On average, through virtue of having ‘female parts’ (to borrow from Agatha the character in our Equal Pay Day film) we earn 14.1% less than men who do exactly the same jobs. Over a lifetime this adds up: to lower pensions, limited opportunities and makes it more likely that we will face poverty. Yay!!! Happy Equal Pay Day!!!!
I confess, I was late to the Gender Gap party. Even working in broadcast media, under an intense spotlight after the publication of some presenter salaries in the summer, I stuck my head in the sand. You see as a freelancer, surfing short-term and no-term contracts, I was already insecure and bitter. What was the point, I wondered of going all Made-In-Dagenham and mobilizing the sisters when I had no longterm security anyway?
Then I had a word with myself.
I remembered my mum telling me how she fought for Equal Pay in 1971 in her manufacturing job (she didn’t get it then, and we haven’t got it now!). I thought how profoundly sad it is to pass this injustice on to generation after generation. I listened to economists explain how undermining women actually undermines the whole economy. I researched why in the EU attempts to close the pay gap have stagnated. Over the last three years there’s been no improvement. Reports conclude that is due to primarily to traditional barriers and attitudinal responses. In short there’s no systemic reason for this, just prejudice and dumb-ass thinking.
Well, over recent weeks women have been doing a lot of (non dumb-ass) thinking. We’ve been wondering how we could have been subjected to sexual assault, humiliation, disadvantage and structural prejudice for so long while engaged in the normal business of earning a living. We’ve also noted how interconnected these abuses are. No, not every workplace, not every time and not every person (that’s a declaimer for any defensive bros out there) but there is at least one constant: this is not a level playing field.
To put this really politely: there is a lack of confidence in the man-centric system right now and a huge appetite to do things differently.
One of the brilliant things about Equal Pay Day is that it is designed not to exist in the future.
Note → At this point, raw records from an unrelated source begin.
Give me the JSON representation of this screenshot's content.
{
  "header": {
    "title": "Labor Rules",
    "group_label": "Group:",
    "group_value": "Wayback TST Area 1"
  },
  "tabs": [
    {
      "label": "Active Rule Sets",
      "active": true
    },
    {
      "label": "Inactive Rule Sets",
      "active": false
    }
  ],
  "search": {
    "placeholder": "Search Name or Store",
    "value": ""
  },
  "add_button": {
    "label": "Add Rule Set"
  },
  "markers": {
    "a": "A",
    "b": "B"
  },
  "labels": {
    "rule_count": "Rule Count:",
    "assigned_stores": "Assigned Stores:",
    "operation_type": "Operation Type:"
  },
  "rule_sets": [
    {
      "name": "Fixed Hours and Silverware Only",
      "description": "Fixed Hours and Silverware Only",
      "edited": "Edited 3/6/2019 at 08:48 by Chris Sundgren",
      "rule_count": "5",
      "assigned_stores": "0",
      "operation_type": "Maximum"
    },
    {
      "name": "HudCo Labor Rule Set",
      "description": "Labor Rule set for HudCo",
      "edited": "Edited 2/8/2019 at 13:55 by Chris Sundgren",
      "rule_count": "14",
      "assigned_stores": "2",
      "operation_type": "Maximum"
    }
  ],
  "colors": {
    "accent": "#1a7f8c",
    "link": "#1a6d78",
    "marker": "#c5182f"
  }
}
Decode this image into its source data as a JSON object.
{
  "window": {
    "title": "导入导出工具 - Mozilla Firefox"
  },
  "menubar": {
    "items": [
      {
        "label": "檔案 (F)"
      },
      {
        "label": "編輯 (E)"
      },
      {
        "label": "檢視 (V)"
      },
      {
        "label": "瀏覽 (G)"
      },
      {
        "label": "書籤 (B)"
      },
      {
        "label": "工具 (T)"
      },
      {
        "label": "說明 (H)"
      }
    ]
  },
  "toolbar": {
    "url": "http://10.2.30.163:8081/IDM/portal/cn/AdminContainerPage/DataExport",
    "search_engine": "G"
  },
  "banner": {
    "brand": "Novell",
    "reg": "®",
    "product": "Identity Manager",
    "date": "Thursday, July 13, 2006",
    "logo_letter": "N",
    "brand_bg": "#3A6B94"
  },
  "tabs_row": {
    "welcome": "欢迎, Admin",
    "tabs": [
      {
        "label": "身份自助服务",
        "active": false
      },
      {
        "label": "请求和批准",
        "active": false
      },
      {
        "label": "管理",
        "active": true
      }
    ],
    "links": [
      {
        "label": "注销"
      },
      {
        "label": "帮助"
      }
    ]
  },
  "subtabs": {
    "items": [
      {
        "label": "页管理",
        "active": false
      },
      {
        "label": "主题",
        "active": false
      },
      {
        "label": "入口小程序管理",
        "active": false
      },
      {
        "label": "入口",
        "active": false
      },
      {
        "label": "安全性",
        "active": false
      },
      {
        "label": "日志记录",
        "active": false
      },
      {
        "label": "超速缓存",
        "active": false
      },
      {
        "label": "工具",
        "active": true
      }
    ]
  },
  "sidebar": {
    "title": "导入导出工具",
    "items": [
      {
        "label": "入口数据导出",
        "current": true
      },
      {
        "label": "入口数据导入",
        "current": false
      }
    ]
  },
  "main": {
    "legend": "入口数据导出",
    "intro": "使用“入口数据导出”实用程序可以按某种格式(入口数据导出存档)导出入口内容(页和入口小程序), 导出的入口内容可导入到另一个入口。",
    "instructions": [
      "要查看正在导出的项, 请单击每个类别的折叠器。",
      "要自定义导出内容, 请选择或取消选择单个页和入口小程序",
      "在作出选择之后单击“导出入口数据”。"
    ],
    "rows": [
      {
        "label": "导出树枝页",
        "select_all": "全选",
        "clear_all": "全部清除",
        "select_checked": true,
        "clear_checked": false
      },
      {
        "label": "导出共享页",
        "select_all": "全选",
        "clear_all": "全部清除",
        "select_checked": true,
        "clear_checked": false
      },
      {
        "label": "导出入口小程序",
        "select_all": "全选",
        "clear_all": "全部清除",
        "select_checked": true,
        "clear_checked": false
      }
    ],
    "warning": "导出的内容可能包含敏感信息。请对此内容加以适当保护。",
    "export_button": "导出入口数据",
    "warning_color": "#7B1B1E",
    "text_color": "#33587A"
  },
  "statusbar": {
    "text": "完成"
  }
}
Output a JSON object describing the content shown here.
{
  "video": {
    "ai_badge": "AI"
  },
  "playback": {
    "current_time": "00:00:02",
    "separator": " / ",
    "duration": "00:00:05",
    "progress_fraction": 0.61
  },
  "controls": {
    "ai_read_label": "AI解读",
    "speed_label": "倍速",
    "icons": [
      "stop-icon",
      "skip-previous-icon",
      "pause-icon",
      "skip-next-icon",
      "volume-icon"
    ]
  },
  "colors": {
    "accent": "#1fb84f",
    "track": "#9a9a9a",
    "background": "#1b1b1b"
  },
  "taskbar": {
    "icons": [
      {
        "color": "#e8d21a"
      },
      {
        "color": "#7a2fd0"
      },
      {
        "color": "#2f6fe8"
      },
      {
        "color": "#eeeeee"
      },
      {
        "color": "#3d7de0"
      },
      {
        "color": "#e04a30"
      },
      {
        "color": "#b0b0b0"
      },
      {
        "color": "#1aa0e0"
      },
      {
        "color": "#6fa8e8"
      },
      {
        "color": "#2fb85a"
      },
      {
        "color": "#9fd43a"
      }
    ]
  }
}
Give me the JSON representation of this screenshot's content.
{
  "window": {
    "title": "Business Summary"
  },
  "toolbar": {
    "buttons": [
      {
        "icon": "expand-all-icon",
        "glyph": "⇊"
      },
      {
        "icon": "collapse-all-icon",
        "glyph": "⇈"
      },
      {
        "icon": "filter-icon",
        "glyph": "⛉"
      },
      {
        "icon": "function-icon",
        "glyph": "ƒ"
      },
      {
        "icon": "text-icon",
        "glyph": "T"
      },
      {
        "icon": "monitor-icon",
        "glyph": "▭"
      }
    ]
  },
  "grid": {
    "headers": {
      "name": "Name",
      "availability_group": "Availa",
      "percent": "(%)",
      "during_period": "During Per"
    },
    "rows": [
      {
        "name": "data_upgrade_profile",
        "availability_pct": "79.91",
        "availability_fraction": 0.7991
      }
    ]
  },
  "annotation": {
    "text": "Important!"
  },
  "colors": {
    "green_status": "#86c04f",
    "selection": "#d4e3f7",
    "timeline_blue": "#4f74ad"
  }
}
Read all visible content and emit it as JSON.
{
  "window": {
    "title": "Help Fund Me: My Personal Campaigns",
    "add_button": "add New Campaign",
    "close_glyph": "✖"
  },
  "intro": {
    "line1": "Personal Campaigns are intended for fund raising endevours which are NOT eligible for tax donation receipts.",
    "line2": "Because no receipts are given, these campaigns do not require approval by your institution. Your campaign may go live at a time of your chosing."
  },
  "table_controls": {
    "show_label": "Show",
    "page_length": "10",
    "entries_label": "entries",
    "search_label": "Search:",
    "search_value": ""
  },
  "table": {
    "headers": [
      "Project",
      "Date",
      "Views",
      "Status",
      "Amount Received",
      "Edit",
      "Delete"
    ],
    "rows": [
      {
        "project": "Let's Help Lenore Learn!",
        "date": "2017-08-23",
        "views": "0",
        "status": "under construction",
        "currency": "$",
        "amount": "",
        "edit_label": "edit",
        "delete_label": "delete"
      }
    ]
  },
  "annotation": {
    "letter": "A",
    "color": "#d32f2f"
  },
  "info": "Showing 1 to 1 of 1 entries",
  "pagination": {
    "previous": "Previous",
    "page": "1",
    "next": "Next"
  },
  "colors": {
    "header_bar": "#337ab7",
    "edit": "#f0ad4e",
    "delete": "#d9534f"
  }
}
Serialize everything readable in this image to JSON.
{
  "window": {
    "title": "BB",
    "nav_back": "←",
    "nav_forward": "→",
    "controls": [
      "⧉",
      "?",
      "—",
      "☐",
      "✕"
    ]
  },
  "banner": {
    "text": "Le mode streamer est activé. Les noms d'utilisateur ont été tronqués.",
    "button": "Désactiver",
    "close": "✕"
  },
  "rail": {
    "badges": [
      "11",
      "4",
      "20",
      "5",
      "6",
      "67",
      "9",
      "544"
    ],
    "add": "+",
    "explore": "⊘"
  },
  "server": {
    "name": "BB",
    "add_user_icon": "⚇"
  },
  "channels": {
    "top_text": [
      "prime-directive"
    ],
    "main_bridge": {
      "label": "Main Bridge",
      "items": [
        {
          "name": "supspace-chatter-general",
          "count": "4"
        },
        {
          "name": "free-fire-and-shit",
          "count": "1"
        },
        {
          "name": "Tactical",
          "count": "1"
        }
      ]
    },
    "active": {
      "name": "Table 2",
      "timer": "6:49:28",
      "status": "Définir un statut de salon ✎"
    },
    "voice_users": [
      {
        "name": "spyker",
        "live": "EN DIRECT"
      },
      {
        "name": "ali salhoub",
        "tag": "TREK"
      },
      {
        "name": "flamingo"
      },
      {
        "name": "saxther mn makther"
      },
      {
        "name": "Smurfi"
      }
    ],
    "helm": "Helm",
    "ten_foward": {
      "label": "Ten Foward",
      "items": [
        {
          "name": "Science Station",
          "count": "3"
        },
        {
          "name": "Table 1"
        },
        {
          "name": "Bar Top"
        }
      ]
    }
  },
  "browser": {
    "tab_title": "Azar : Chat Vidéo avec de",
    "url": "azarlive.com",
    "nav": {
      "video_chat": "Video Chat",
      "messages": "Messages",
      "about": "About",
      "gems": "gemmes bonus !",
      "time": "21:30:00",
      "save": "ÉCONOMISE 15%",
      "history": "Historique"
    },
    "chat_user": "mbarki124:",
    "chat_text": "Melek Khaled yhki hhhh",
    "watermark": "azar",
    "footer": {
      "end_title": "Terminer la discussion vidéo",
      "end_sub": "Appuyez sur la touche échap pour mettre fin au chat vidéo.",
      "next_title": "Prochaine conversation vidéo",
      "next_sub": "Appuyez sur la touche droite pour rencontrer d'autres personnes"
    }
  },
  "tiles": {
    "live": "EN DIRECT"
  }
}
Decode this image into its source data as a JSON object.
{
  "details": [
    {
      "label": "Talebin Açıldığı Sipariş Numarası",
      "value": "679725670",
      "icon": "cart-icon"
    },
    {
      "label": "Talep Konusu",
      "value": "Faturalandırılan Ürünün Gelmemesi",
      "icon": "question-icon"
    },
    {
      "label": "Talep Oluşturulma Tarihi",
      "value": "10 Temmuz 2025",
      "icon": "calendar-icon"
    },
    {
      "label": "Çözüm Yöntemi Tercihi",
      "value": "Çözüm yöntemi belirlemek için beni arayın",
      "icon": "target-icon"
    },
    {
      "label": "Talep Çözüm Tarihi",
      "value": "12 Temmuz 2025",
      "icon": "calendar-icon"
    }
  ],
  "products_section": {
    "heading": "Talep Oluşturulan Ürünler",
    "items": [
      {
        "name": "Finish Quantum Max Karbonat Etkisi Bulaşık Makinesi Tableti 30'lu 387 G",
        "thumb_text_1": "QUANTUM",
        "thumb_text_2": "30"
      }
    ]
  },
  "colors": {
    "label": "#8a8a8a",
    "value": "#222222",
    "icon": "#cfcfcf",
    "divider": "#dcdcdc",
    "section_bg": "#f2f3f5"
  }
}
When we’re paid equally we won’t need to have it. The Fawcett Society, the engine of Equal Pay Day, has excellent strategies for how to drive this dream forward into reality.
As people who make films, three of us (myself, director Katie Greaves and performer Anneka Harry) decided we’d create our own incredibly silly response. This is not because we think the issue is funny – far from it. But when you look at the statistics they are ludicrous: for example, according to the World Economic Forum it will take 217 years for us to close the gender gap at current rates of progress. Since we’re living in a cosmic joke, it makes sense to use it as material. Material that we need you to share to help spread the message.
Even this week I hear people say that although they think Equal Pay is important but there are so many other urgent problems that need sorting first. Well, with regret (sort of) I have to tell them that Womankind has been waiting 47 years (since the Equal Pay Act) so that lame excuse is Out. Of. Time.
WATCH: It's Equal Pay Day with some of UK's biggest broadcast talents (and Agatha)
Go to @fawcettsocitey and take the #PayGapPledge Visit fawcettsociety.org.uk/pledge-equal-pay-day-2017